Some of the Findings from the Research Project

  • There are 81 combinations of EC devices  possible giving a 50% average chance of detection (1sd = 30%) at best.
  • Pilots estimated that they had 60% chance of detecting traffic and a 70% of being detected thereby overestimating the capability of their equipment.

  • 43% of pilots experienced an emotional reaction to seeing an undetected aircraft (unconscious expectation of full coverage).

  • Pilots' understanding of EC was variable.

  • Many comments suggested a  ‘reliance’/false sense of security when using EC.  Even though pilots knew that the chance of detection was less than 100%, there was nevertheless an unconscious expectation of full coverage which gave rise to:

    •  Negative emotion (anger at others perceived not to be using EC, anxiety with EC)
    •  Examples were seen of EC usage extending beyond the intention of the manufacturers.
  • The use of EC devices could lead to distractions (operational, lookout, device-centric, finding distant target, etc). 

  • Major Points from the Report

  1. Non-compatibility is MAJOR issue which fuels many HF points (trust, decoy, confirmation issues, etc

  2. The use of EC devices Impacted on lookout (reliance, fixation, head-down, etc)

  3. Hardest to use EC devices in the most important phases of flight where the risk of a mid air collision was  at its highest, e.g. within ATZs.  Examples of this   were:
    •  Signal/noise (nuisance alerts)
    •  Overwhelming the attention e.g. in the circuit (some pilots switch it off)

  4. Examples of changed pilot behaviour/decision-making were noted when the devices were used in a tactical and strategic sense rather than simply as alerting devices.
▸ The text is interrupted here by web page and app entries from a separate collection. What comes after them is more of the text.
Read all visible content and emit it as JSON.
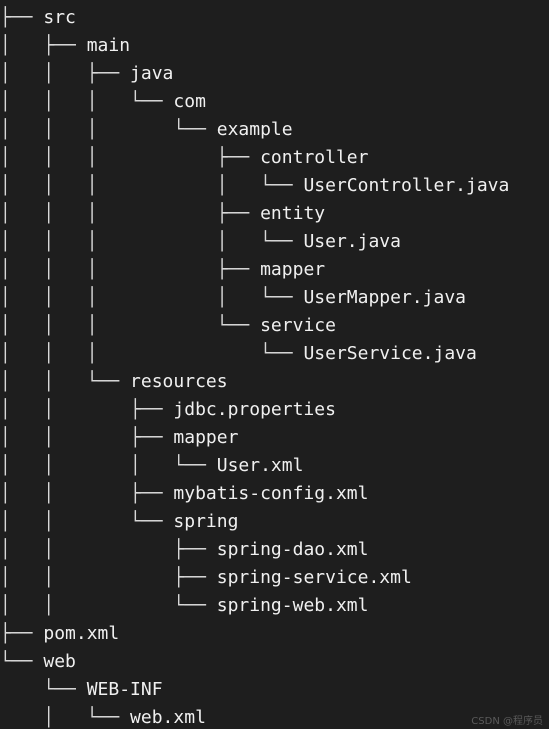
{
  "tree": [
    {
      "guide": "├── ",
      "name": "src"
    },
    {
      "guide": "│   ├── ",
      "name": "main"
    },
    {
      "guide": "│   │   ├── ",
      "name": "java"
    },
    {
      "guide": "│   │   │   └── ",
      "name": "com"
    },
    {
      "guide": "│   │   │       └── ",
      "name": "example"
    },
    {
      "guide": "│   │   │           ├── ",
      "name": "controller"
    },
    {
      "guide": "│   │   │           │   └── ",
      "name": "UserController.java"
    },
    {
      "guide": "│   │   │           ├── ",
      "name": "entity"
    },
    {
      "guide": "│   │   │           │   └── ",
      "name": "User.java"
    },
    {
      "guide": "│   │   │           ├── ",
      "name": "mapper"
    },
    {
      "guide": "│   │   │           │   └── ",
      "name": "UserMapper.java"
    },
    {
      "guide": "│   │   │           └── ",
      "name": "service"
    },
    {
      "guide": "│   │   │               └── ",
      "name": "UserService.java"
    },
    {
      "guide": "│   │   └── ",
      "name": "resources"
    },
    {
      "guide": "│   │       ├── ",
      "name": "jdbc.properties"
    },
    {
      "guide": "│   │       ├── ",
      "name": "mapper"
    },
    {
      "guide": "│   │       │   └── ",
      "name": "User.xml"
    },
    {
      "guide": "│   │       ├── ",
      "name": "mybatis-config.xml"
    },
    {
      "guide": "│   │       └── ",
      "name": "spring"
    },
    {
      "guide": "│   │           ├── ",
      "name": "spring-dao.xml"
    },
    {
      "guide": "│   │           ├── ",
      "name": "spring-service.xml"
    },
    {
      "guide": "│   │           └── ",
      "name": "spring-web.xml"
    },
    {
      "guide": "├── ",
      "name": "pom.xml"
    },
    {
      "guide": "└── ",
      "name": "web"
    },
    {
      "guide": "    └── ",
      "name": "WEB-INF"
    },
    {
      "guide": "    │   └── ",
      "name": "web.xml"
    }
  ],
  "watermark": "CSDN @程序员"
}
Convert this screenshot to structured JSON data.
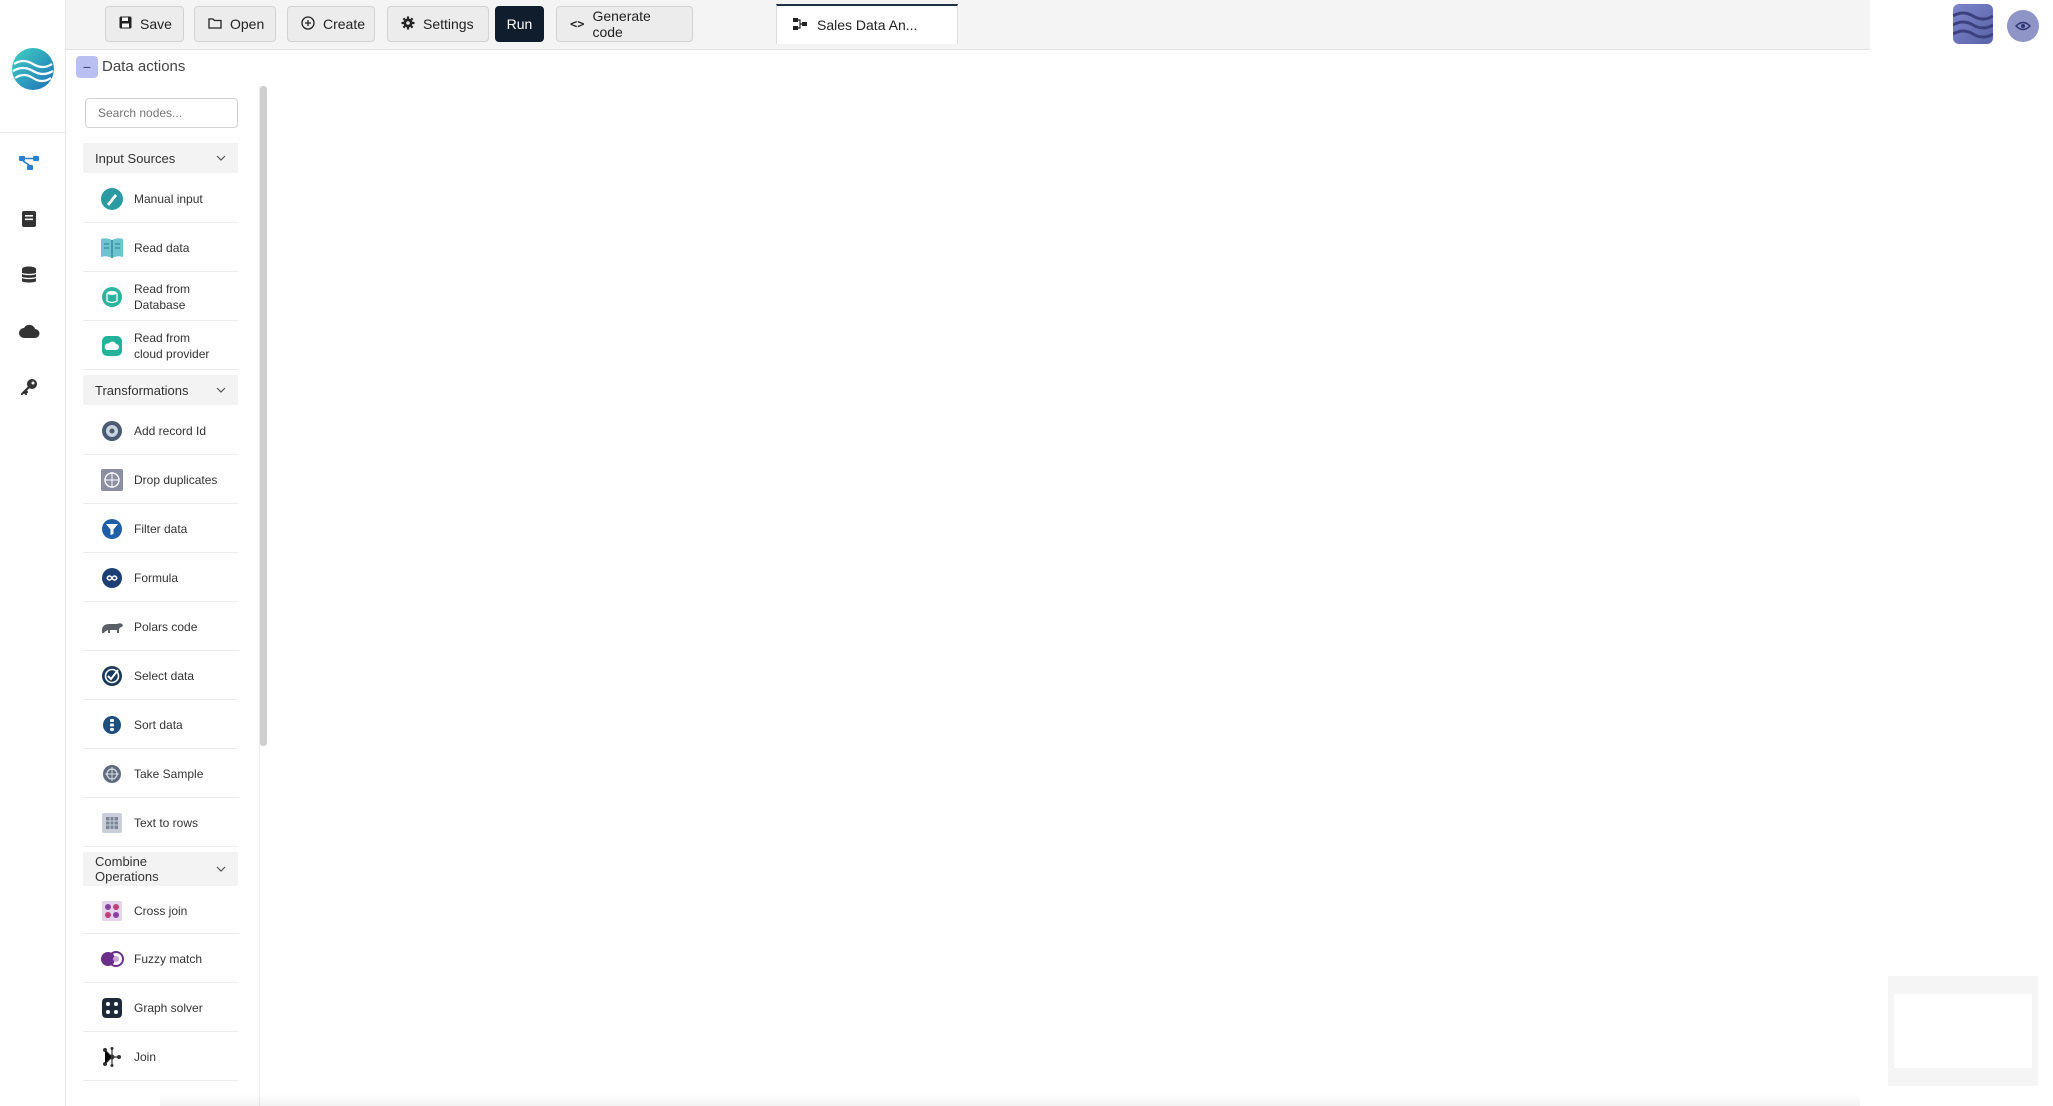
{
  "toolbar": {
    "save_label": "Save",
    "open_label": "Open",
    "create_label": "Create",
    "settings_label": "Settings",
    "run_label": "Run",
    "generate_label": "Generate code"
  },
  "tab": {
    "label": "Sales Data An..."
  },
  "rail": {
    "items": [
      "flow-icon",
      "book-icon",
      "database-icon",
      "cloud-icon",
      "key-icon"
    ],
    "accent": "#2a7fd0"
  },
  "data_actions": {
    "title": "Data actions",
    "toggle": "−",
    "search_placeholder": "Search nodes..."
  },
  "sections": {
    "input": {
      "label": "Input Sources",
      "items": [
        {
          "label": "Manual input",
          "icon": "manual-input-icon"
        },
        {
          "label": "Read data",
          "icon": "book-icon"
        },
        {
          "label": "Read from\nDatabase",
          "icon": "database-icon"
        },
        {
          "label": "Read from\ncloud provider",
          "icon": "cloud-icon"
        }
      ]
    },
    "transform": {
      "label": "Transformations",
      "items": [
        {
          "label": "Add record Id",
          "icon": "record-id-icon"
        },
        {
          "label": "Drop duplicates",
          "icon": "duplicates-icon"
        },
        {
          "label": "Filter data",
          "icon": "filter-icon"
        },
        {
          "label": "Formula",
          "icon": "formula-icon"
        },
        {
          "label": "Polars code",
          "icon": "polar-bear-icon"
        },
        {
          "label": "Select data",
          "icon": "check-icon"
        },
        {
          "label": "Sort data",
          "icon": "sort-icon"
        },
        {
          "label": "Take Sample",
          "icon": "sample-icon"
        },
        {
          "label": "Text to rows",
          "icon": "text-rows-icon"
        }
      ]
    },
    "combine": {
      "label": "Combine\nOperations",
      "items": [
        {
          "label": "Cross join",
          "icon": "cross-join-icon"
        },
        {
          "label": "Fuzzy match",
          "icon": "fuzzy-match-icon"
        },
        {
          "label": "Graph solver",
          "icon": "graph-icon"
        },
        {
          "label": "Join",
          "icon": "join-icon"
        }
      ]
    }
  }
}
EC-cued search is extremely enticing but it can funnel pilot attention, effort, and distract from wider look out.  However, it is a valuable aid to situational awareness and can detect other aircraft when the pilot is unable to do so.  With the current sate of interoperability, EC should be viewed as a means of enhancing see and avoid rather than replacing it.  Six pieces of HF advice were identified and published in video format which can be viewed here.